I refer to the letter by Simon Datta ("MPF does not offer security in old age", June 1).
Mr Datta raises important points about the extent to which the MPF system can provide retirement protection and is concerned about the possibility of MPF members losing all their savings "by a stroke of ill-luck for an investment gone wrong".
The MPF system is founded on mandatory contributions that are invested into financial markets through private, not public, administrators and investment managers.
This approach is consistent with the recommendations of the World Bank and is the same model that has been adopted by around 30 other jurisdictions since the time Hong Kong decided to proceed in this direction.
Mr Datta is correct that this does expose members to investment risk, but without such exposure there is no real scope to generate a meaningful level of returns over the long run. For members who are uncomfortable with investment risk, there are very low-risk investment fund options available in every scheme.
However the obvious downside for members who choose such funds is that they are limiting the scope for higher returns over the long run. Mr Datta should take comfort from the fact that the law puts in place some limits on how investment managers can invest contributions so as to reduce the scope for extremely bad outcomes.
The heart of Mr Datta's concerns appears to be that the MPF system will not be able to provide adequate retirement protection.

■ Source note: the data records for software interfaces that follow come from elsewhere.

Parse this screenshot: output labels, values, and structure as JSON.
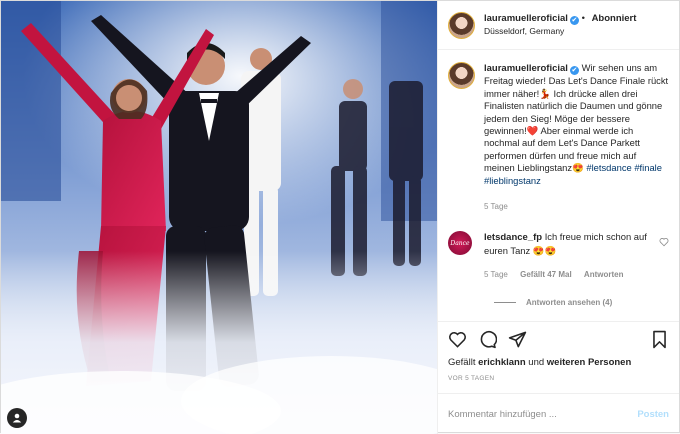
{
  "header": {
    "username": "lauramuelleroficial",
    "verified_icon": "✔",
    "separator": "•",
    "follow_state": "Abonniert",
    "location": "Düsseldorf, Germany"
  },
  "caption": {
    "username": "lauramuelleroficial",
    "text": "Wir sehen uns am Freitag wieder! Das Let's Dance Finale rückt immer näher!💃 Ich drücke allen drei Finalisten natürlich die Daumen und gönne jedem den Sieg! Möge der bessere gewinnen!❤️ Aber einmal werde ich nochmal auf dem Let's Dance Parkett performen dürfen und freue mich auf meinen Lieblingstanz😍",
    "hashtags": "#letsdance #finale #lieblingstanz",
    "age": "5 Tage"
  },
  "reply": {
    "username": "letsdance_fp",
    "avatar_text": "Dance",
    "text": "Ich freue mich schon auf euren Tanz 😍😍",
    "age": "5 Tage",
    "likes": "Gefällt 47 Mal",
    "reply_label": "Antworten",
    "view_replies": "Antworten ansehen (4)"
  },
  "likes": {
    "prefix": "Gefällt",
    "user": "erichklann",
    "connector": "und",
    "others": "weiteren Personen"
  },
  "timestamp": "VOR 5 TAGEN",
  "comment_box": {
    "placeholder": "Kommentar hinzufügen ...",
    "post_label": "Posten"
  },
  "colors": {
    "link": "#00376b",
    "verified": "#3897f0",
    "post_button": "#b2dffc",
    "muted": "#8e8e8e"
  },
  "icons": [
    "heart-icon",
    "comment-icon",
    "share-icon",
    "bookmark-icon",
    "user-tag-icon",
    "verified-icon"
  ]
}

This concern is perfectly legitimate.
A combination of unknowns around the time in the workforce and investment returns means that no one can say that the MPF system will provide retirement security for any particular individual.

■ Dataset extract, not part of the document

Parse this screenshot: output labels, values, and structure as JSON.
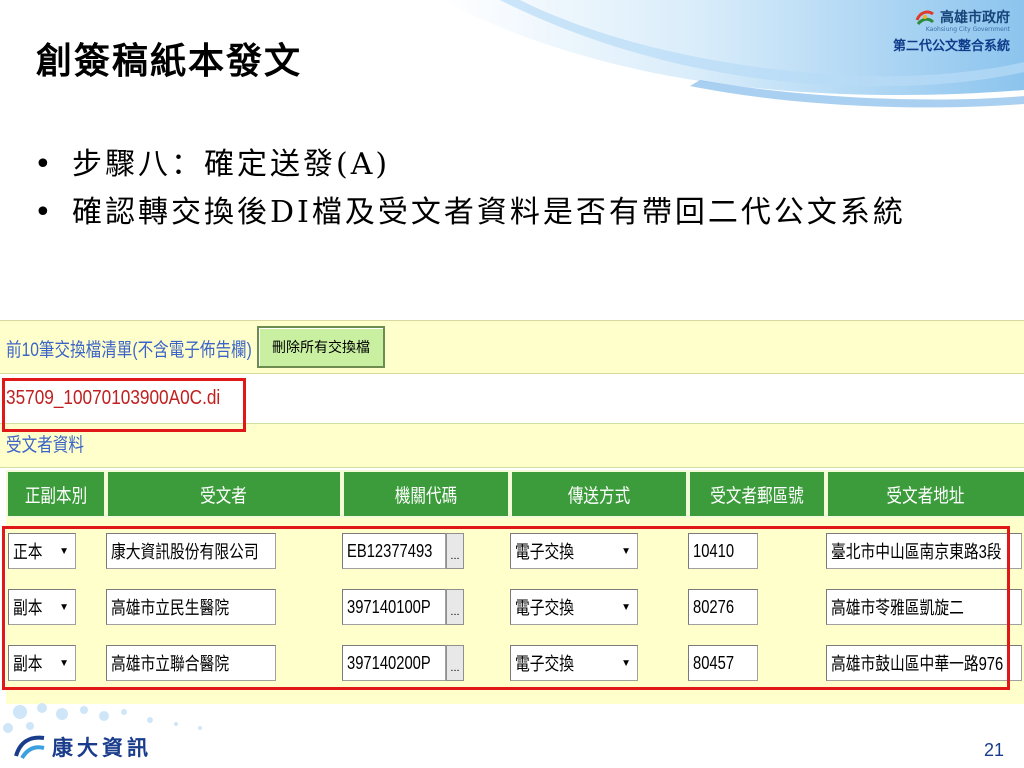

This is why the MPF system has to be seen as only one pillar in a diversified, multi-pillar framework, for retirement savings adequacy. Other types of private savings, family support and various types of government support all have essential roles to play in different ways for different individuals.
The Mandatory Provident Fund Schemes Authority will continue to regulate the system and vigilantly supervise service providers to ensure that the MPF system can play its important part in the overall retirement savings framework for Hong Kong people.
Darren McShane, chief regulation and policy officer,Mandatory Provident Fund Schemes Authority